Aim of the task: Wherever "name" occurs in the entries, copy the line that holds it.

Recorded data:
══════════════════════════════

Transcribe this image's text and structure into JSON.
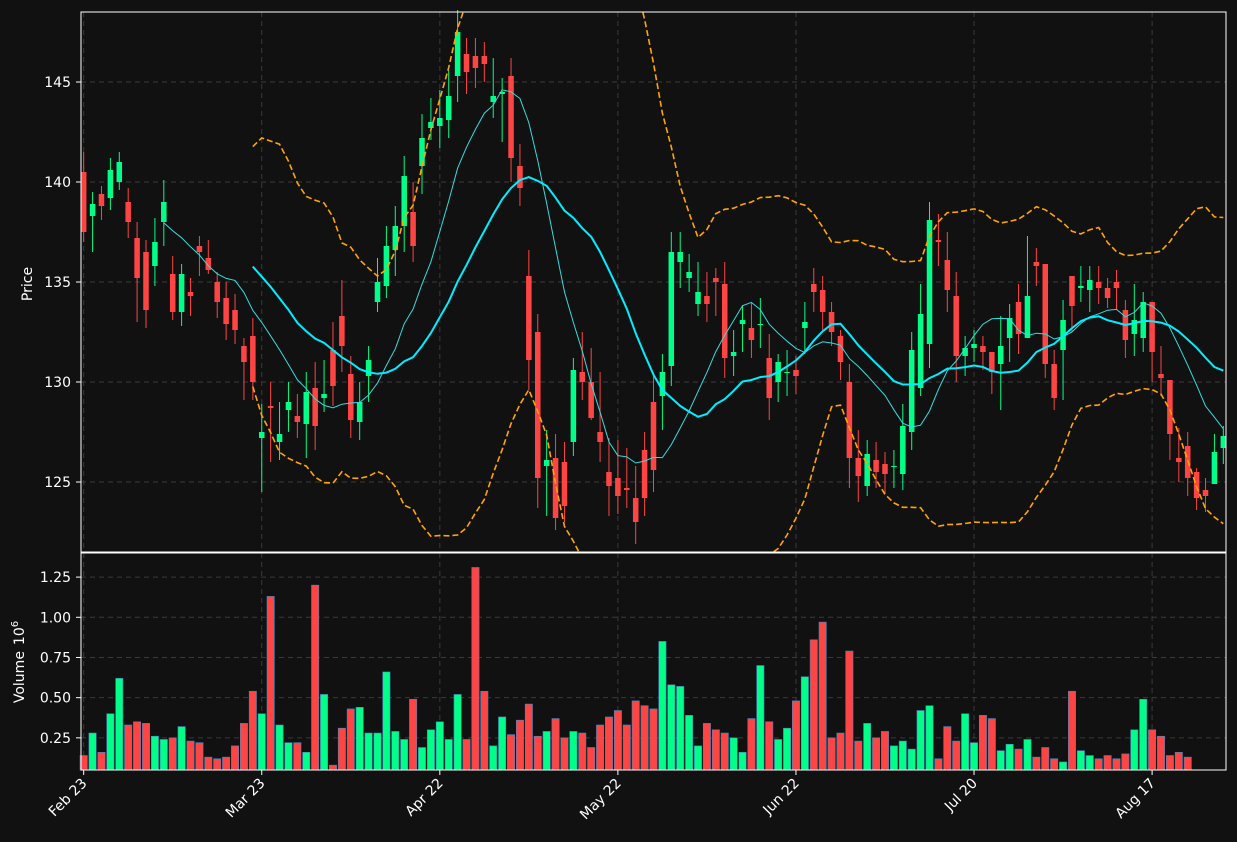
{
  "chart_data": {
    "type": "candlestick",
    "ylabel_price": "Price",
    "ylabel_volume": "Volume",
    "volume_exponent_label": "10",
    "volume_exponent_power": "6",
    "x_tick_labels": [
      "Feb 23",
      "Mar 23",
      "Apr 22",
      "May 22",
      "Jun 22",
      "Jul 20",
      "Aug 17"
    ],
    "x_tick_indices": [
      0,
      20,
      40,
      60,
      80,
      100,
      120
    ],
    "price_ylim": [
      121.5,
      148.5
    ],
    "price_ticks": [
      125,
      130,
      135,
      140,
      145
    ],
    "price_tick_labels": [
      "125",
      "130",
      "135",
      "140",
      "145"
    ],
    "volume_ylim": [
      0.05,
      1.4
    ],
    "volume_ticks": [
      0.25,
      0.5,
      0.75,
      1.0,
      1.25
    ],
    "volume_tick_labels": [
      "0.25",
      "0.50",
      "0.75",
      "1.00",
      "1.25"
    ],
    "grid": true,
    "colors": {
      "background": "#111111",
      "up": "#00ff88",
      "down": "#ff4444",
      "volume_edge": "#4488bb",
      "grid": "#3a3a3a",
      "axis": "#ffffff",
      "ma_fast": "#33dddd",
      "ma_slow": "#00eeff",
      "bollinger": "#ffa500"
    },
    "close": [
      137.5,
      138.9,
      138.8,
      140.6,
      141.0,
      138.0,
      135.2,
      133.6,
      137.0,
      139.0,
      133.5,
      135.4,
      134.3,
      136.5,
      135.6,
      134.0,
      132.9,
      132.6,
      131.0,
      130.0,
      127.5,
      128.7,
      127.4,
      129.0,
      128.0,
      129.5,
      127.8,
      129.4,
      129.8,
      131.8,
      128.1,
      129.0,
      131.1,
      135.0,
      136.8,
      137.8,
      140.3,
      136.8,
      142.2,
      143.0,
      143.2,
      144.3,
      147.5,
      145.5,
      145.7,
      145.9,
      144.3,
      144.5,
      141.2,
      139.7,
      131.1,
      125.2,
      126.1,
      123.2,
      123.8,
      130.6,
      130.0,
      128.2,
      127.0,
      124.8,
      124.3,
      124.6,
      123.0,
      124.2,
      125.6,
      130.5,
      136.5,
      136.5,
      135.5,
      134.5,
      133.9,
      135.0,
      131.2,
      131.5,
      133.1,
      132.1,
      132.9,
      129.2,
      131.0,
      130.5,
      130.3,
      133.0,
      134.5,
      133.5,
      132.5,
      131.0,
      126.2,
      125.3,
      126.4,
      125.5,
      125.4,
      125.8,
      127.8,
      131.6,
      133.4,
      138.1,
      137.0,
      134.6,
      131.3,
      131.7,
      131.9,
      131.5,
      130.5,
      131.8,
      133.2,
      132.4,
      134.3,
      135.8,
      130.9,
      129.2,
      133.1,
      133.8,
      134.8,
      135.1,
      134.7,
      134.2,
      134.7,
      132.1,
      133.1,
      134.0,
      131.5,
      130.2,
      127.4,
      126.0,
      125.2,
      124.2,
      124.3,
      126.5,
      127.3
    ],
    "open": [
      140.5,
      138.3,
      139.4,
      139.2,
      140.0,
      139.0,
      137.2,
      136.5,
      135.8,
      138.0,
      135.4,
      133.5,
      134.5,
      136.8,
      136.2,
      135.0,
      134.2,
      133.6,
      131.8,
      132.3,
      127.2,
      128.8,
      127.0,
      128.6,
      128.3,
      127.9,
      129.7,
      129.2,
      131.6,
      133.3,
      130.4,
      128.0,
      130.3,
      134.0,
      134.8,
      136.6,
      137.8,
      138.5,
      140.8,
      142.7,
      142.8,
      143.1,
      145.3,
      146.4,
      146.3,
      146.3,
      144.0,
      144.4,
      145.3,
      140.8,
      135.3,
      132.5,
      125.8,
      126.2,
      126.0,
      127.0,
      130.5,
      130.0,
      127.5,
      125.5,
      125.2,
      124.7,
      124.2,
      126.6,
      129.0,
      129.3,
      130.8,
      136.0,
      135.2,
      133.9,
      134.3,
      135.2,
      134.9,
      131.3,
      132.9,
      132.7,
      132.9,
      131.2,
      130.0,
      130.5,
      130.6,
      132.7,
      134.9,
      134.6,
      133.5,
      132.3,
      130.0,
      126.2,
      124.8,
      126.1,
      125.9,
      125.8,
      125.4,
      127.5,
      129.7,
      131.9,
      137.1,
      136.1,
      134.3,
      131.3,
      131.7,
      131.8,
      131.5,
      130.9,
      132.2,
      134.0,
      132.2,
      136.0,
      135.9,
      130.9,
      131.6,
      135.3,
      134.7,
      134.6,
      135.0,
      134.7,
      135.0,
      133.6,
      132.4,
      132.2,
      134.0,
      130.4,
      130.1,
      126.2,
      126.8,
      125.5,
      124.6,
      124.9,
      126.7
    ],
    "high": [
      141.5,
      139.5,
      139.8,
      141.2,
      141.5,
      139.7,
      138.0,
      137.1,
      138.2,
      140.1,
      136.3,
      135.9,
      135.2,
      137.3,
      137.1,
      135.5,
      135.0,
      134.4,
      132.2,
      133.2,
      128.9,
      130.0,
      129.0,
      130.0,
      129.4,
      130.5,
      131.0,
      131.1,
      133.0,
      135.1,
      131.3,
      130.0,
      131.8,
      136.2,
      137.8,
      138.8,
      141.3,
      140.0,
      143.4,
      144.2,
      144.6,
      145.6,
      148.6,
      147.2,
      147.2,
      147.0,
      146.2,
      145.2,
      146.2,
      141.9,
      136.6,
      133.4,
      127.6,
      127.4,
      127.0,
      131.2,
      132.5,
      131.7,
      130.5,
      127.2,
      127.1,
      126.7,
      125.8,
      127.5,
      130.4,
      131.4,
      137.5,
      137.5,
      136.4,
      136.0,
      135.5,
      135.7,
      136.0,
      132.6,
      133.8,
      134.0,
      134.2,
      132.4,
      131.4,
      131.6,
      131.3,
      134.0,
      135.7,
      135.3,
      134.0,
      132.6,
      130.9,
      127.6,
      127.1,
      127.0,
      126.5,
      126.6,
      128.9,
      132.5,
      134.9,
      139.0,
      138.4,
      137.5,
      135.5,
      132.3,
      132.6,
      132.3,
      131.3,
      133.3,
      133.9,
      134.9,
      137.3,
      136.7,
      132.9,
      131.6,
      134.1,
      135.3,
      135.8,
      135.8,
      135.8,
      135.2,
      135.6,
      134.1,
      134.9,
      134.5,
      133.0,
      131.8,
      128.7,
      127.7,
      127.5,
      125.7,
      125.2,
      127.4,
      127.8
    ],
    "low": [
      137.0,
      136.5,
      138.1,
      138.6,
      139.6,
      137.2,
      133.0,
      132.7,
      134.8,
      136.8,
      133.1,
      132.8,
      133.3,
      135.3,
      135.4,
      133.2,
      132.1,
      131.9,
      129.1,
      129.1,
      124.5,
      126.0,
      126.1,
      127.5,
      127.2,
      126.2,
      126.6,
      128.5,
      128.8,
      130.5,
      127.2,
      127.1,
      129.0,
      133.5,
      134.2,
      135.3,
      136.5,
      136.0,
      139.4,
      142.1,
      141.7,
      142.2,
      144.0,
      144.4,
      144.7,
      145.0,
      143.2,
      142.0,
      140.0,
      138.8,
      129.6,
      123.7,
      123.3,
      122.6,
      123.0,
      126.3,
      129.1,
      128.1,
      126.0,
      123.3,
      123.4,
      123.7,
      121.9,
      123.3,
      124.5,
      127.6,
      129.8,
      134.7,
      134.5,
      133.3,
      133.0,
      133.3,
      130.2,
      130.3,
      131.5,
      131.2,
      131.7,
      128.1,
      129.0,
      129.3,
      129.4,
      131.4,
      133.5,
      132.6,
      131.8,
      130.1,
      124.7,
      124.0,
      124.3,
      124.7,
      124.4,
      124.7,
      124.6,
      126.6,
      129.3,
      130.7,
      135.8,
      133.5,
      130.0,
      130.3,
      131.0,
      130.6,
      129.4,
      128.6,
      131.0,
      131.4,
      133.6,
      134.8,
      130.2,
      128.6,
      129.1,
      132.5,
      134.0,
      133.5,
      133.9,
      133.7,
      133.6,
      131.2,
      131.3,
      131.5,
      130.0,
      129.3,
      126.1,
      125.0,
      124.3,
      123.6,
      123.5,
      125.0,
      125.9
    ],
    "volume": [
      0.14,
      0.28,
      0.16,
      0.4,
      0.62,
      0.33,
      0.35,
      0.34,
      0.26,
      0.24,
      0.25,
      0.32,
      0.23,
      0.22,
      0.13,
      0.12,
      0.13,
      0.2,
      0.34,
      0.54,
      0.4,
      1.13,
      0.33,
      0.22,
      0.22,
      0.16,
      1.2,
      0.52,
      0.08,
      0.31,
      0.43,
      0.44,
      0.28,
      0.28,
      0.66,
      0.29,
      0.24,
      0.49,
      0.19,
      0.3,
      0.35,
      0.24,
      0.52,
      0.24,
      1.31,
      0.54,
      0.2,
      0.38,
      0.27,
      0.36,
      0.46,
      0.26,
      0.29,
      0.37,
      0.25,
      0.29,
      0.28,
      0.19,
      0.33,
      0.38,
      0.42,
      0.33,
      0.48,
      0.45,
      0.43,
      0.85,
      0.58,
      0.57,
      0.39,
      0.2,
      0.34,
      0.3,
      0.28,
      0.25,
      0.16,
      0.37,
      0.7,
      0.35,
      0.24,
      0.31,
      0.48,
      0.63,
      0.86,
      0.97,
      0.25,
      0.28,
      0.79,
      0.23,
      0.34,
      0.25,
      0.29,
      0.2,
      0.23,
      0.18,
      0.42,
      0.45,
      0.12,
      0.32,
      0.23,
      0.4,
      0.22,
      0.39,
      0.37,
      0.17,
      0.21,
      0.18,
      0.24,
      0.13,
      0.19,
      0.12,
      0.1,
      0.54,
      0.17,
      0.14,
      0.12,
      0.14,
      0.12,
      0.15,
      0.3,
      0.49,
      0.3,
      0.26,
      0.14,
      0.16,
      0.13
    ]
  }
}
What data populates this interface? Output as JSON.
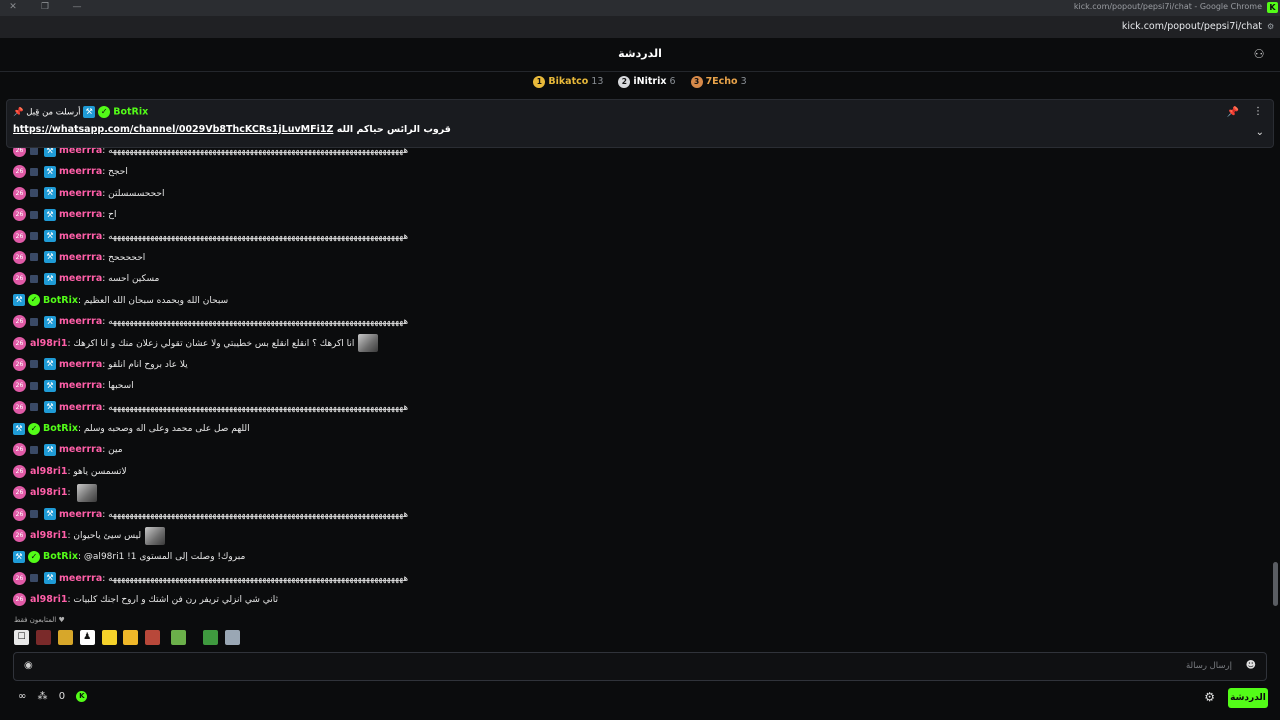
{
  "window": {
    "title": "kick.com/popout/pepsi7i/chat - Google Chrome",
    "url": "kick.com/popout/pepsi7i/chat"
  },
  "header": {
    "title": "الدردشة"
  },
  "leaderboard": [
    {
      "rank": "1",
      "name": "Bikatco",
      "count": "13",
      "color": "#e8b93a"
    },
    {
      "rank": "2",
      "name": "iNitrix",
      "count": "6",
      "color": "#d7d9dc"
    },
    {
      "rank": "3",
      "name": "7Echo",
      "count": "3",
      "color": "#d78a4a"
    }
  ],
  "pinned": {
    "label": "أرسلت من قِبل",
    "author": "BotRix",
    "text": "قروب الرائس حياكم الله",
    "link": "https://whatsapp.com/channel/0029Vb8ThcKCRs1jLuvMFi1Z"
  },
  "colors": {
    "botrix": "#53fc18",
    "meerrra": "#ff5fa8",
    "al98ri1": "#ff5fa8",
    "accent": "#53fc18"
  },
  "messages": [
    {
      "user": "meerrra",
      "text": "هههههههههههههههههههههههههههههههههههههههههههههههههههههههههههههههههههههههه",
      "type": "mod"
    },
    {
      "user": "meerrra",
      "text": "احجح",
      "type": "mod"
    },
    {
      "user": "meerrra",
      "text": "احححسسسلتن",
      "type": "mod"
    },
    {
      "user": "meerrra",
      "text": "اح",
      "type": "mod"
    },
    {
      "user": "meerrra",
      "text": "هههههههههههههههههههههههههههههههههههههههههههههههههههههههههههههههههههههههه",
      "type": "mod"
    },
    {
      "user": "meerrra",
      "text": "احححححح",
      "type": "mod"
    },
    {
      "user": "meerrra",
      "text": "مسكين احسه",
      "type": "mod"
    },
    {
      "user": "BotRix",
      "text": "سبحان الله وبحمده سبحان الله العظيم",
      "type": "bot"
    },
    {
      "user": "meerrra",
      "text": "هههههههههههههههههههههههههههههههههههههههههههههههههههههههههههههههههههههههه",
      "type": "mod"
    },
    {
      "user": "al98ri1",
      "text": "انا اكرهك ؟ انقلع انقلع بس خطيبتي ولا عشان تقولي زعلان منك و انا اكرهك",
      "type": "sub",
      "emote": true
    },
    {
      "user": "meerrra",
      "text": "يلا عاد بروح انام انلقو",
      "type": "mod"
    },
    {
      "user": "meerrra",
      "text": "اسحبها",
      "type": "mod"
    },
    {
      "user": "meerrra",
      "text": "هههههههههههههههههههههههههههههههههههههههههههههههههههههههههههههههههههههههه",
      "type": "mod"
    },
    {
      "user": "BotRix",
      "text": "اللهم صل على محمد وعلى اله وصحبه وسلم",
      "type": "bot"
    },
    {
      "user": "meerrra",
      "text": "مين",
      "type": "mod"
    },
    {
      "user": "al98ri1",
      "text": "لاتسمسن ياهو",
      "type": "sub"
    },
    {
      "user": "al98ri1",
      "text": "",
      "type": "sub",
      "emote": true
    },
    {
      "user": "meerrra",
      "text": "هههههههههههههههههههههههههههههههههههههههههههههههههههههههههههههههههههههههه",
      "type": "mod"
    },
    {
      "user": "al98ri1",
      "text": "ليس سيئ ياحيوان",
      "type": "sub",
      "emote": true
    },
    {
      "user": "BotRix",
      "text": "@al98ri1 !مبروك! وصلت إلى المستوى 1",
      "type": "bot"
    },
    {
      "user": "meerrra",
      "text": "هههههههههههههههههههههههههههههههههههههههههههههههههههههههههههههههههههههههه",
      "type": "mod"
    },
    {
      "user": "al98ri1",
      "text": "ثاني شي انزلي تريفر رن فن اشتك و اروح اجنك كلبيات",
      "type": "sub"
    }
  ],
  "emote_bar": {
    "label": "المتابعون فقط",
    "items": [
      "a",
      "b",
      "c",
      "d",
      "e",
      "f",
      "g",
      "h",
      "i",
      "j"
    ]
  },
  "input": {
    "placeholder": "إرسال رسالة"
  },
  "footer": {
    "count": "0",
    "send_label": "الدردشة"
  }
}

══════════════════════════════

Result of this exercise:
      "name": "Bikatco",
      "name": "iNitrix",
      "name": "7Echo",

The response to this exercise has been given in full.